Waniek’s “The Century Quilt” not simply illustrates the importance that her Meema’s quilt had in her lifestyle but also represents her family, specifically her granny. Through a large number of literary products such as vibrant imagery, symbolism, and framework, the author can create not just a reminiscent strengthen, but as well depict just how Waniek can be hopeful for future years.
The poem’s structure is known as a vital part when creating the complex meanings of the duvet. In the first Stanza, the writer’s sentimental tone delivers forth the value her grandmother’s blanket acquired on her.
Waniek writes that she fell “in take pleasure in with Meema’s Indian umbrella, ” (1-2). With these kinds of lines, Waniek depicts just how she found out the significance a quilt would have on her your life. “Now I have found a quilt” (13) Waniek writes in her second stanza. This kind of line is necessary to create the modern day tense Waniek needs to be optimistic regarding the future. Inside the third stanza, Waniek isn’t only reminiscent although also wishful that her experience with her new duvet will darkness her grandmother’s.
Symbolism is a major approach that the creator uses to find the meaning with the quilt throughout to the visitor. In every stanza, Waniek likens the duvet to her family members in order to describe how much the quilt reminded her of those. To her, her grandmother’s duvet reminded her of her childhood. The girl describes just how she kept in mind “play[ing] in the folds and stay chieftains and princesses” (11-12). She uses these lines to demonstrate how a quilt symbolized her youthful and energetic times with her sister. In the second stanza she compares one of her new quilt’s squares to “the yellowbrown of mama’s cheeks” (17) to demonstrate how the duvet symbolizes the racial range of her family.
Inside the third stanza Waniek desires to have “good dreams for a hundred years underneath the quilt” (21-23) as her grandmother will need to have had beneath her quilt.
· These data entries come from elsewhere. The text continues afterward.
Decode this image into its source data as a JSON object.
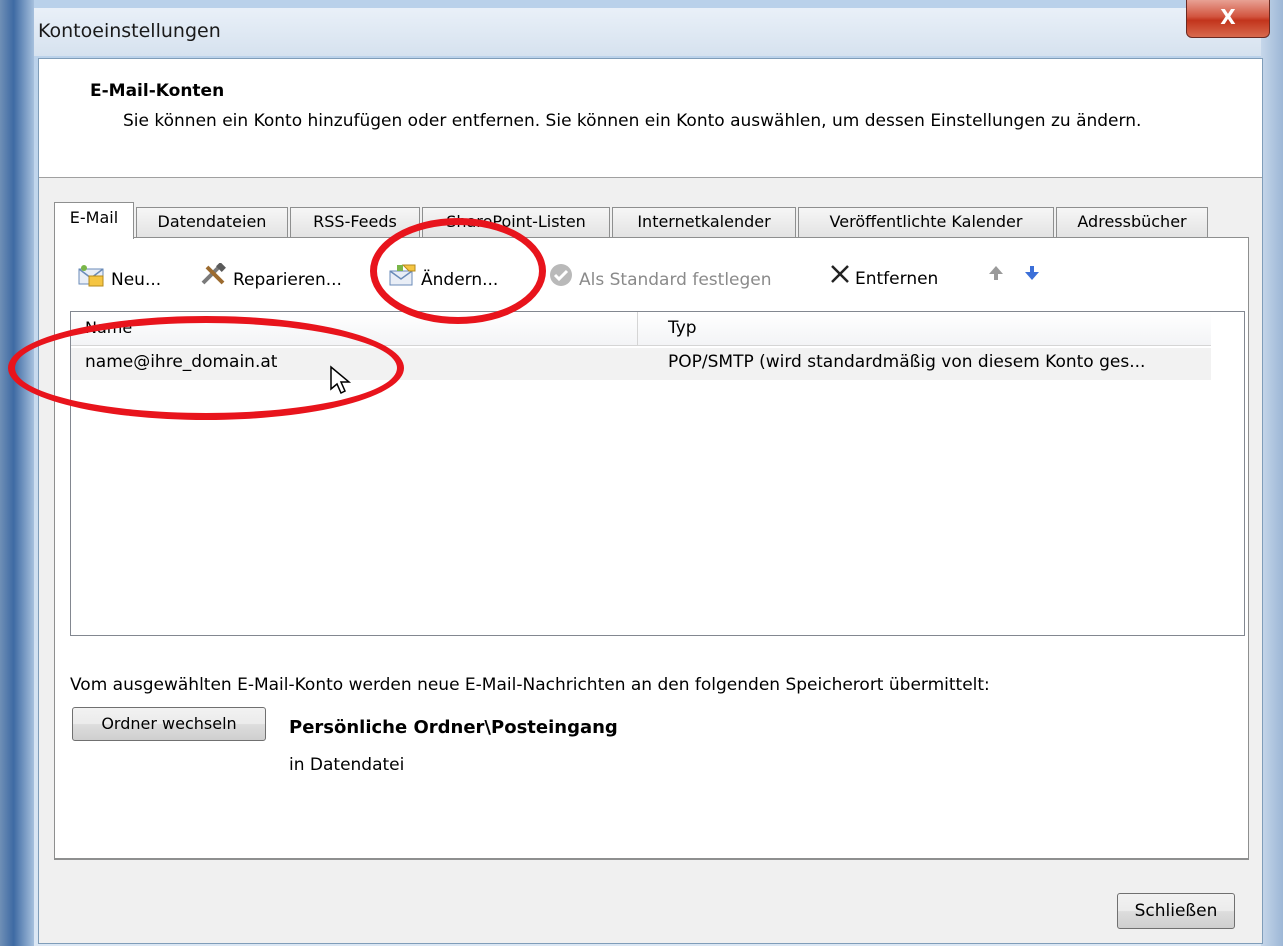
{
  "window": {
    "title": "Kontoeinstellungen",
    "close_glyph": "X"
  },
  "header": {
    "title": "E-Mail-Konten",
    "description": "Sie können ein Konto hinzufügen oder entfernen. Sie können ein Konto auswählen, um dessen Einstellungen zu ändern."
  },
  "tabs": [
    {
      "label": "E-Mail",
      "active": true
    },
    {
      "label": "Datendateien",
      "active": false
    },
    {
      "label": "RSS-Feeds",
      "active": false
    },
    {
      "label": "SharePoint-Listen",
      "active": false
    },
    {
      "label": "Internetkalender",
      "active": false
    },
    {
      "label": "Veröffentlichte Kalender",
      "active": false
    },
    {
      "label": "Adressbücher",
      "active": false
    }
  ],
  "toolbar": {
    "new_label": "Neu...",
    "repair_label": "Reparieren...",
    "change_label": "Ändern...",
    "default_label": "Als Standard festlegen",
    "remove_label": "Entfernen"
  },
  "list": {
    "columns": [
      "Name",
      "Typ"
    ],
    "rows": [
      {
        "name": "name@ihre_domain.at",
        "type": "POP/SMTP (wird standardmäßig von diesem Konto ges..."
      }
    ]
  },
  "delivery": {
    "info": "Vom ausgewählten E-Mail-Konto werden neue E-Mail-Nachrichten an den folgenden Speicherort übermittelt:",
    "change_folder_label": "Ordner wechseln",
    "folder_path": "Persönliche Ordner\\Posteingang",
    "folder_sub": "in Datendatei"
  },
  "footer": {
    "close_label": "Schließen"
  },
  "colors": {
    "annotation": "#e8141c",
    "arrow_up": "#9a9a9a",
    "arrow_down": "#3b6fd8"
  }
}
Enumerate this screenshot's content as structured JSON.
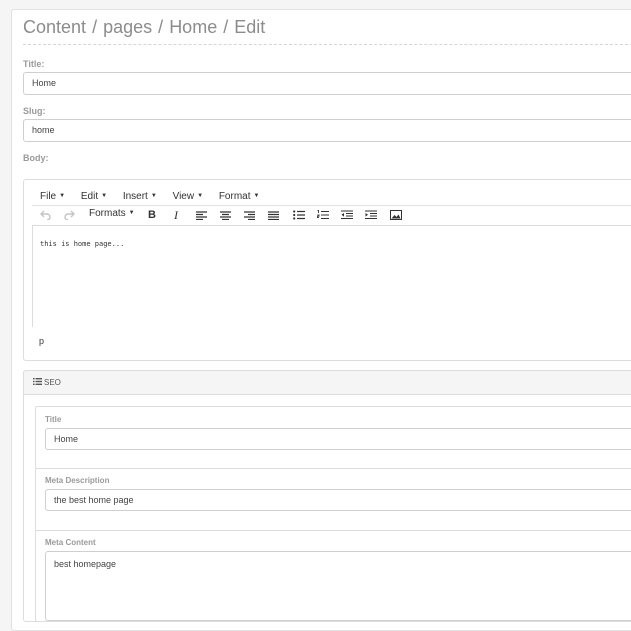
{
  "breadcrumb": {
    "items": [
      "Content",
      "pages",
      "Home",
      "Edit"
    ],
    "separator": "/"
  },
  "form": {
    "title_label": "Title:",
    "title_value": "Home",
    "slug_label": "Slug:",
    "slug_value": "home",
    "body_label": "Body:"
  },
  "editor": {
    "menus": [
      "File",
      "Edit",
      "Insert",
      "View",
      "Format"
    ],
    "formats_label": "Formats",
    "toolbar_icons": [
      "undo-icon",
      "redo-icon",
      "bold-icon",
      "italic-icon",
      "align-left-icon",
      "align-center-icon",
      "align-right-icon",
      "align-justify-icon",
      "bullet-list-icon",
      "numbered-list-icon",
      "outdent-icon",
      "indent-icon",
      "image-icon"
    ],
    "bold_glyph": "B",
    "italic_glyph": "I",
    "content": "this is home page...",
    "status_path": "p"
  },
  "seo": {
    "heading": "SEO",
    "heading_icon": "list-icon",
    "title_label": "Title",
    "title_value": "Home",
    "meta_description_label": "Meta Description",
    "meta_description_value": "the best home page",
    "meta_content_label": "Meta Content",
    "meta_content_value": "best homepage"
  }
}
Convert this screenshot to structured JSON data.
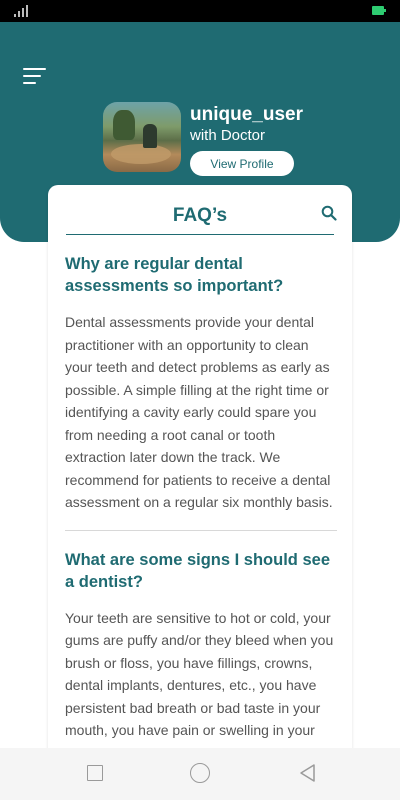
{
  "colors": {
    "primary": "#1f6b72",
    "status_bar": "#000000",
    "battery": "#2ecc71"
  },
  "profile": {
    "username": "unique_user",
    "subtitle": "with Doctor",
    "view_profile_label": "View Profile"
  },
  "faq": {
    "title": "FAQ’s",
    "items": [
      {
        "question": "Why are regular dental assessments so important?",
        "answer": "Dental assessments provide your dental practitioner with an opportunity to clean your teeth and detect problems as early as possible. A simple filling at the right time or identifying a cavity early could spare you from needing a root canal or tooth extraction later down the track. We recommend for patients to receive a dental assessment on a regular six monthly basis."
      },
      {
        "question": "What are some signs I should see a dentist?",
        "answer": "Your teeth are sensitive to hot or cold, your gums are puffy and/or they bleed when you brush or floss, you have fillings, crowns, dental implants, dentures, etc., you have persistent bad breath or bad taste in your mouth, you have pain or swelling in your mouth, face or neck, you have difficulty chewing or swallowing"
      }
    ]
  },
  "icons": {
    "menu": "hamburger-menu-icon",
    "search": "search-icon",
    "nav_recent": "square-icon",
    "nav_home": "circle-icon",
    "nav_back": "triangle-back-icon"
  }
}
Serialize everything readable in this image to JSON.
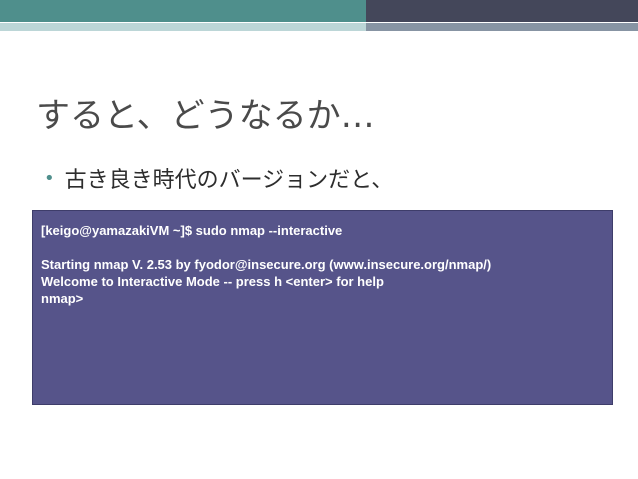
{
  "theme": {
    "band_teal": "#4f8f8c",
    "band_dark": "#44475a",
    "terminal_bg": "#56548a",
    "terminal_text": "#ffffff"
  },
  "slide": {
    "title": "すると、どうなるか…",
    "bullet_icon": "bullet-dot",
    "bullet": "古き良き時代のバージョンだと、"
  },
  "terminal": {
    "lines": [
      "[keigo@yamazakiVM ~]$ sudo nmap --interactive",
      "",
      "Starting nmap V. 2.53 by fyodor@insecure.org (www.insecure.org/nmap/)",
      "Welcome to Interactive Mode -- press h <enter> for help",
      "nmap>"
    ]
  }
}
This stanza again alludes back to her grandmother as well as the dreams the girl must have acquired under her quilt. Waniek considers the items she may dream of when she published “perhaps I’d meet my personal son or other kid, as yet unconceived” (42-43). These kinds of lines are again alluding to her friends and family specifically to her sons. Her quilt signifies every person in her friends and family but particularly her granny who launched her towards the love one could have for a duvet.
Waniek uses vivid color imagery in her composition. In the initial stanza Waniek writes that she “fell asleep below army green” (2-3) a dull color. Then her grandmother found live with her and brought a lively and colourful quilt that Waniek “planned to inherit” (9). In the second stanza Waniek creates that in her fresh quilt “each square retains a sweet gum tea leaf whose fingers [she] imagined would caress [her] in silence” (18-20). This paints a brilliant image of her new quilt gently placing her sleeping while also personifying the quilt. Waniek writes of her dad’s “burnt umber pride” (39) and her mother’s “ochre gentleness”. These types of lines paint a vivid picture from the loving features that her parents have.
Marilyn Nelson Waniek is quite symbolic the moment describing her quilt and comparing it to her relatives. Through radiant imagery and a very careful structure Waniek is able to make a reminiscent yet hopeful tone which abetted the writer in creating the complex and therefore Waniek attributes to “The Century Quilt”.